The task
Within the records, which lines hold the string "JSON"? Report each one by copying it.

Website and app data records:
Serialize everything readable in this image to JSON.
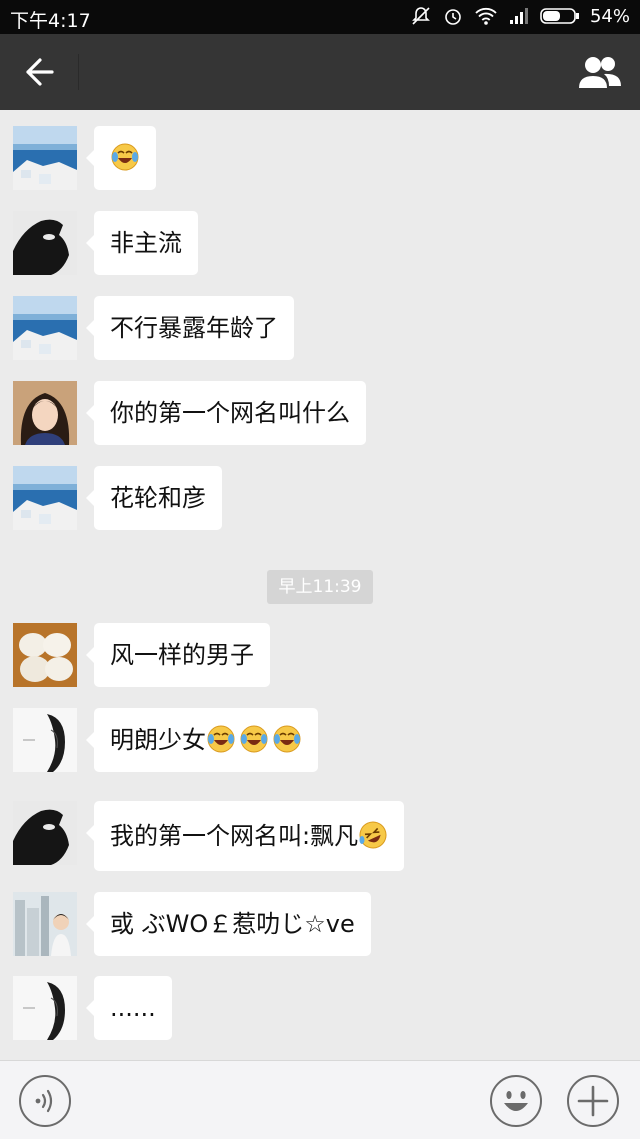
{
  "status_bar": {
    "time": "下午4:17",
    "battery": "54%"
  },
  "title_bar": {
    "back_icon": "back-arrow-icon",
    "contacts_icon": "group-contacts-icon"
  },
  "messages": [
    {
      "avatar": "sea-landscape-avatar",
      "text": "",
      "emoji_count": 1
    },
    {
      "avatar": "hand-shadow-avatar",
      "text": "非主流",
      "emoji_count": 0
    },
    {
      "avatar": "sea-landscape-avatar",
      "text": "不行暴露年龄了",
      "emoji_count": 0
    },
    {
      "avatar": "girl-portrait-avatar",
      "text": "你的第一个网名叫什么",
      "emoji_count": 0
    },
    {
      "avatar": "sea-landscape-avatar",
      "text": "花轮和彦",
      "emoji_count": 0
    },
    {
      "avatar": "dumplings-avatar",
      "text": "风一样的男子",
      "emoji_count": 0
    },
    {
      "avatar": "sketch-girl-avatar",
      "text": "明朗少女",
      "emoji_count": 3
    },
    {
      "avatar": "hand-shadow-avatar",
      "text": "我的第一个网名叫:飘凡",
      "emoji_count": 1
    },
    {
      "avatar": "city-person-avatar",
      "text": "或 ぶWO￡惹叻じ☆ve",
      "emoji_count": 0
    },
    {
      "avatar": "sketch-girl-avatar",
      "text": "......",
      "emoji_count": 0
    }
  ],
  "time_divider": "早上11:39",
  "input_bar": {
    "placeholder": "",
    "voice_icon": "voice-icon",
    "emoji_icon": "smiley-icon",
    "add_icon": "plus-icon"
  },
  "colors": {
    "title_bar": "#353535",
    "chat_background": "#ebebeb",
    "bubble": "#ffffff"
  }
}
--
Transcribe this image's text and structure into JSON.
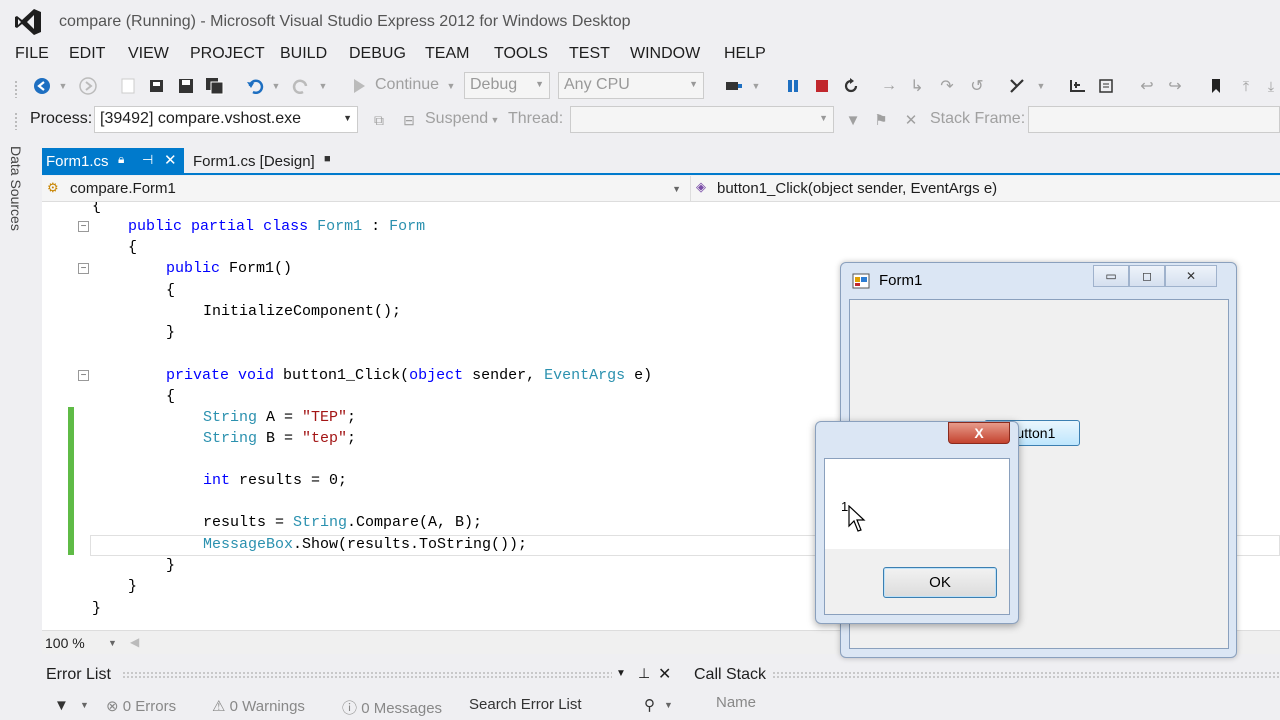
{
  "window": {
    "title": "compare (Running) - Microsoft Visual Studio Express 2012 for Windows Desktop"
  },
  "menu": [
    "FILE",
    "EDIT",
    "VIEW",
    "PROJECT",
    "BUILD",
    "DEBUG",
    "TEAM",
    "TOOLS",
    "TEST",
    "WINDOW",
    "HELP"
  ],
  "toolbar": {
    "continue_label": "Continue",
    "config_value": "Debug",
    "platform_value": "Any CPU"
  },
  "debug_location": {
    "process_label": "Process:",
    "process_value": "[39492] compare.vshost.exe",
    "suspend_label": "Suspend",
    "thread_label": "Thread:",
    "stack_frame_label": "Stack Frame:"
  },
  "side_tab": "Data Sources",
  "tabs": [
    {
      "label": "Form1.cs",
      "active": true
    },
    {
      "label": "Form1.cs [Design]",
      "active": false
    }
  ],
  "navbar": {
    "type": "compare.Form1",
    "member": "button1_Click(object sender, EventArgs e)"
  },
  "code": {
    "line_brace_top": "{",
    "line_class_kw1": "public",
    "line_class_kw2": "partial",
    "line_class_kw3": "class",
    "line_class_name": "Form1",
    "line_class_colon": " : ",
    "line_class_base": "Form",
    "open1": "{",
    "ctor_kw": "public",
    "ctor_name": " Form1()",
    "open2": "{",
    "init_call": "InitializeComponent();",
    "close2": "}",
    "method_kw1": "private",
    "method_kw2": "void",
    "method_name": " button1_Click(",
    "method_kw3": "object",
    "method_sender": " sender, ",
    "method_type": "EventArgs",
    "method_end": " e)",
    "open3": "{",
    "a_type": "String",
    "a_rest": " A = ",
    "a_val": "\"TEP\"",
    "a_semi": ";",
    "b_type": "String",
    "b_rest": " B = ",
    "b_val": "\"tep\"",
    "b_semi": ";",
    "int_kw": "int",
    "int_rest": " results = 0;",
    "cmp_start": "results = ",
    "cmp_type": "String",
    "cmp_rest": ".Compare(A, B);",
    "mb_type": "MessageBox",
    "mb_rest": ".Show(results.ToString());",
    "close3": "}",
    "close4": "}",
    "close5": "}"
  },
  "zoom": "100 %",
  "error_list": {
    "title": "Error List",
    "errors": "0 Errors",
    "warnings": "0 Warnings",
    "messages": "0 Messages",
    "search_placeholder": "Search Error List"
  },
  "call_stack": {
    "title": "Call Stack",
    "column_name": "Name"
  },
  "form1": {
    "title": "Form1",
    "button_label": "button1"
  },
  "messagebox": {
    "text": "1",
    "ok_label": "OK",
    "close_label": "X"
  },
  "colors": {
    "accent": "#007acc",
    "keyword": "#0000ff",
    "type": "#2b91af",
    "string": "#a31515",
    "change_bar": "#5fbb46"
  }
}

Problem solution
Serialize everything readable in this image to JSON.
Transcribe this image's text and structure into JSON.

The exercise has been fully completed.